§ **What to work on**
Print the records below exactly, omitting all pictures.

App and web page records:
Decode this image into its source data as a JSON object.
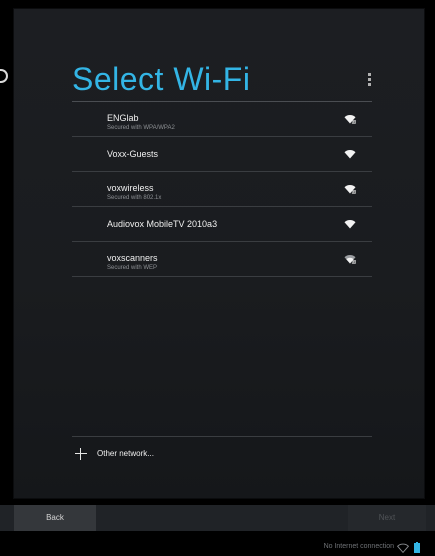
{
  "header": {
    "title": "Select Wi-Fi",
    "menu_icon": "overflow-menu-icon"
  },
  "accent_color": "#33b5e5",
  "networks": [
    {
      "name": "ENGlab",
      "security": "Secured with WPA/WPA2",
      "icon": "wifi-locked-icon"
    },
    {
      "name": "Voxx-Guests",
      "security": "",
      "icon": "wifi-icon"
    },
    {
      "name": "voxwireless",
      "security": "Secured with 802.1x",
      "icon": "wifi-locked-icon"
    },
    {
      "name": "Audiovox MobileTV 2010a3",
      "security": "",
      "icon": "wifi-icon"
    },
    {
      "name": "voxscanners",
      "security": "Secured with WEP",
      "icon": "wifi-locked-icon"
    }
  ],
  "other_network": {
    "label": "Other network...",
    "icon": "plus-icon"
  },
  "buttons": {
    "back": "Back",
    "next": "Next"
  },
  "status_bar": {
    "text": "No Internet connection",
    "wifi_icon": "wifi-outline-icon",
    "battery_icon": "battery-icon"
  }
}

§ **Written response**
Decode this image into its source data as a JSON object.
{
  "header": {
    "title": "Select Wi-Fi",
    "menu_icon": "overflow-menu-icon"
  },
  "accent_color": "#33b5e5",
  "networks": [
    {
      "name": "ENGlab",
      "security": "Secured with WPA/WPA2",
      "icon": "wifi-locked-icon"
    },
    {
      "name": "Voxx-Guests",
      "security": "",
      "icon": "wifi-icon"
    },
    {
      "name": "voxwireless",
      "security": "Secured with 802.1x",
      "icon": "wifi-locked-icon"
    },
    {
      "name": "Audiovox MobileTV 2010a3",
      "security": "",
      "icon": "wifi-icon"
    },
    {
      "name": "voxscanners",
      "security": "Secured with WEP",
      "icon": "wifi-locked-icon"
    }
  ],
  "other_network": {
    "label": "Other network...",
    "icon": "plus-icon"
  },
  "buttons": {
    "back": "Back",
    "next": "Next"
  },
  "status_bar": {
    "text": "No Internet connection",
    "wifi_icon": "wifi-outline-icon",
    "battery_icon": "battery-icon"
  }
}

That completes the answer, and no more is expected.